Washington, Jan 16 : NASA has brought out a new book in Braille language that will make it possible for the visually impaired to experience images of the cosmos taken by different observatories.
Launched at a ceremony at the National Federation of the Blind on January 15 in Baltimore, USA, the 60-page book titled "Touch the Invisible Sky", has color images of nebulae, stars, galaxies and some of the telescopes that captured the original pictures.
Each image is embossed with lines, bumps and other textures. These raised patterns translate colors, shapes and other intricate details of the cosmic objects, allowing visually impaired people to experience them. raille and large-print descriptions accompany each of the book's 28 photographs, making the book's design accessible to readers of all visual abilities.

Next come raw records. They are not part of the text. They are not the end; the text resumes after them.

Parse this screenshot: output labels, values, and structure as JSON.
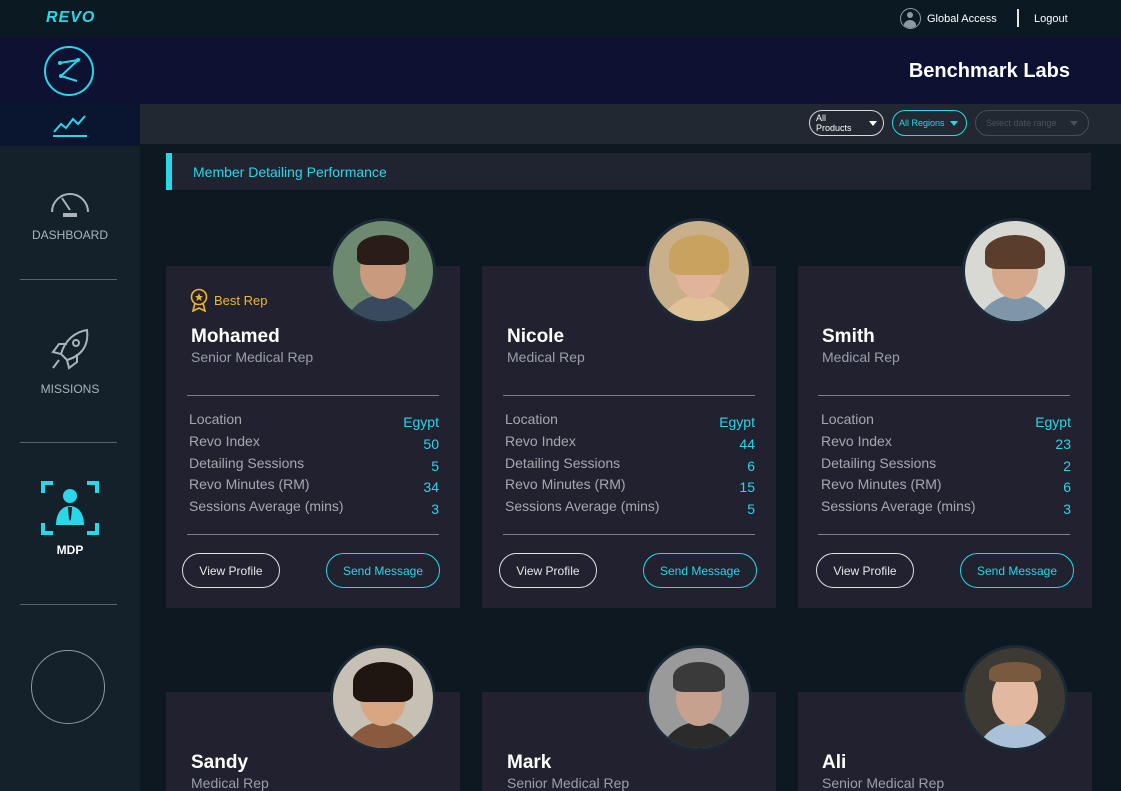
{
  "app": {
    "brand": "REVO",
    "company": "Benchmark Labs"
  },
  "topbar": {
    "global_access": "Global Access",
    "logout": "Logout"
  },
  "sidebar": {
    "items": [
      {
        "label": "DASHBOARD",
        "icon": "speedometer-icon"
      },
      {
        "label": "MISSIONS",
        "icon": "rocket-icon"
      },
      {
        "label": "MDP",
        "icon": "user-focus-icon",
        "active": true
      }
    ]
  },
  "filters": {
    "products": "All Products",
    "regions": "All Regions",
    "date_range_placeholder": "Select date range"
  },
  "section_title": "Member Detailing Performance",
  "stat_labels": [
    "Location",
    "Revo Index",
    "Detailing Sessions",
    "Revo Minutes (RM)",
    "Sessions Average (mins)"
  ],
  "buttons": {
    "view_profile": "View Profile",
    "send_message": "Send Message"
  },
  "badge": {
    "best_rep": "Best Rep"
  },
  "members": [
    {
      "name": "Mohamed",
      "role": "Senior Medical Rep",
      "best_rep": true,
      "location": "Egypt",
      "revo_index": "50",
      "detailing_sessions": "5",
      "revo_minutes": "34",
      "sessions_average": "3"
    },
    {
      "name": "Nicole",
      "role": "Medical Rep",
      "location": "Egypt",
      "revo_index": "44",
      "detailing_sessions": "6",
      "revo_minutes": "15",
      "sessions_average": "5"
    },
    {
      "name": "Smith",
      "role": "Medical Rep",
      "location": "Egypt",
      "revo_index": "23",
      "detailing_sessions": "2",
      "revo_minutes": "6",
      "sessions_average": "3"
    },
    {
      "name": "Sandy",
      "role": "Medical Rep"
    },
    {
      "name": "Mark",
      "role": "Senior Medical Rep"
    },
    {
      "name": "Ali",
      "role": "Senior Medical Rep"
    }
  ],
  "colors": {
    "accent": "#28d7e8",
    "gold": "#f0b72b",
    "card_bg": "#212130",
    "sidebar_bg": "#14212b"
  }
}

"One of the greatest challenges faced by blind students who are interested in scientific study is that certain kinds of information are not available to them in a non-visual form," said Marc Maurer, president of the National Federation of the Blind.
"Books like this one are an invaluable resource because they allow the blind access to information that is normally presented through visual observation and media. Given access to this information, blind students can study and compete in scientific fields as well as their sighted peers," he added.

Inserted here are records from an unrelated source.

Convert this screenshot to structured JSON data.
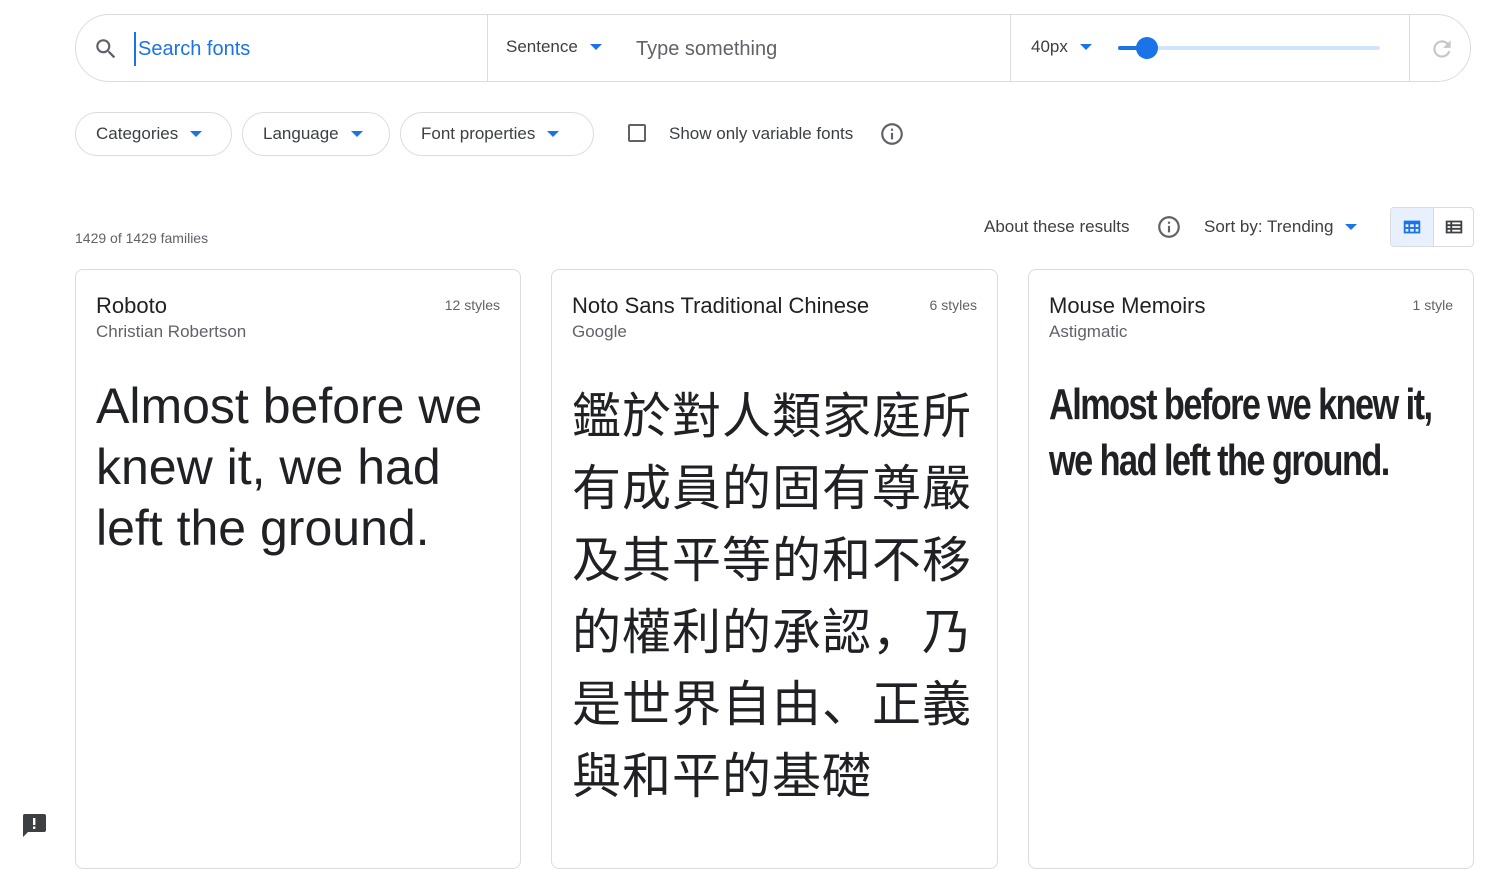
{
  "search": {
    "placeholder": "Search fonts",
    "value": ""
  },
  "preview_mode": {
    "selected": "Sentence"
  },
  "preview_text": {
    "placeholder": "Type something",
    "value": ""
  },
  "size": {
    "selected": "40px",
    "slider_fraction": 0.11
  },
  "filters": {
    "categories": "Categories",
    "language": "Language",
    "font_properties": "Font properties",
    "variable_only": {
      "label": "Show only variable fonts",
      "checked": false
    }
  },
  "results": {
    "count": "1429 of 1429 families",
    "about": "About these results",
    "sort": "Sort by: Trending",
    "view": {
      "grid_active": true
    }
  },
  "cards": [
    {
      "name": "Roboto",
      "author": "Christian Robertson",
      "styles": "12 styles",
      "preview": "Almost before we knew it, we had left the ground."
    },
    {
      "name": "Noto Sans Traditional Chinese",
      "author": "Google",
      "styles": "6 styles",
      "preview": "鑑於對人類家庭所有成員的固有尊嚴及其平等的和不移的權利的承認，乃是世界自由、正義與和平的基礎"
    },
    {
      "name": "Mouse Memoirs",
      "author": "Astigmatic",
      "styles": "1 style",
      "preview": "Almost before we knew it, we had left the ground."
    }
  ],
  "colors": {
    "accent": "#1a73e8",
    "border": "#dadce0",
    "text_primary": "#202124",
    "text_secondary": "#5f6368"
  },
  "icons": {
    "search": "search-icon",
    "reset": "refresh-icon",
    "info": "info-icon",
    "grid": "grid-view-icon",
    "list": "list-view-icon",
    "feedback": "feedback-icon"
  }
}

According to NASA officials, the book contains images from the Hubble Space Telescope, Chandra X-ray Observatory, Spitzer Space Telescope and powerful ground-based telescopes.
The celestial objects are presented as they appear through visible-light telescopes and different spectral regions invisible to the naked eye, from radio to infrared, visible, ultraviolet and X-ray light. The book also introduces the concept of light and the spectrum and explains how the different observatories complement each other's findings.

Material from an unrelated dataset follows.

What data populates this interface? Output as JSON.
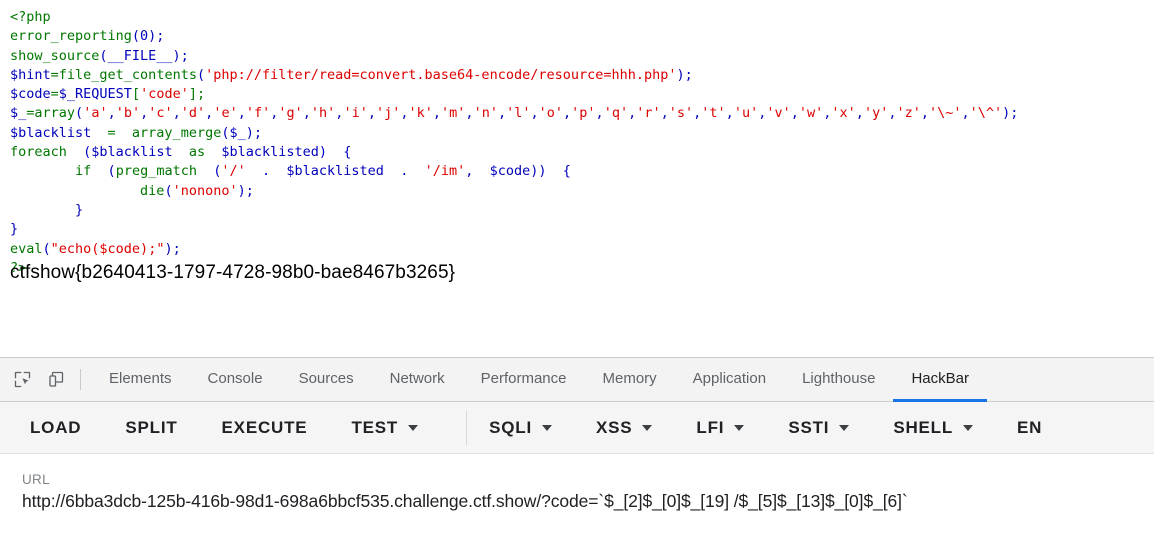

Overall, the readers get to experience a cosmic journey beginning with images of the sun, relics of exploding and dying stars, as well as the Whirlpool galaxy and colliding Antennae galaxies.
The book will be available to the public through a wide variety of sources, including NASA libraries, the National Federation of the Blind, Library of Congress repositories, schools for the blind, libraries, museums and science centers.
"About 10 million visually impaired people live in the United States," said astronomy educator and accessibility specialist Noreen Grice. "I hope this book will be a unique resource for people who are sighted or blind to better understand the part of the universe that is invisible to all of us," he added.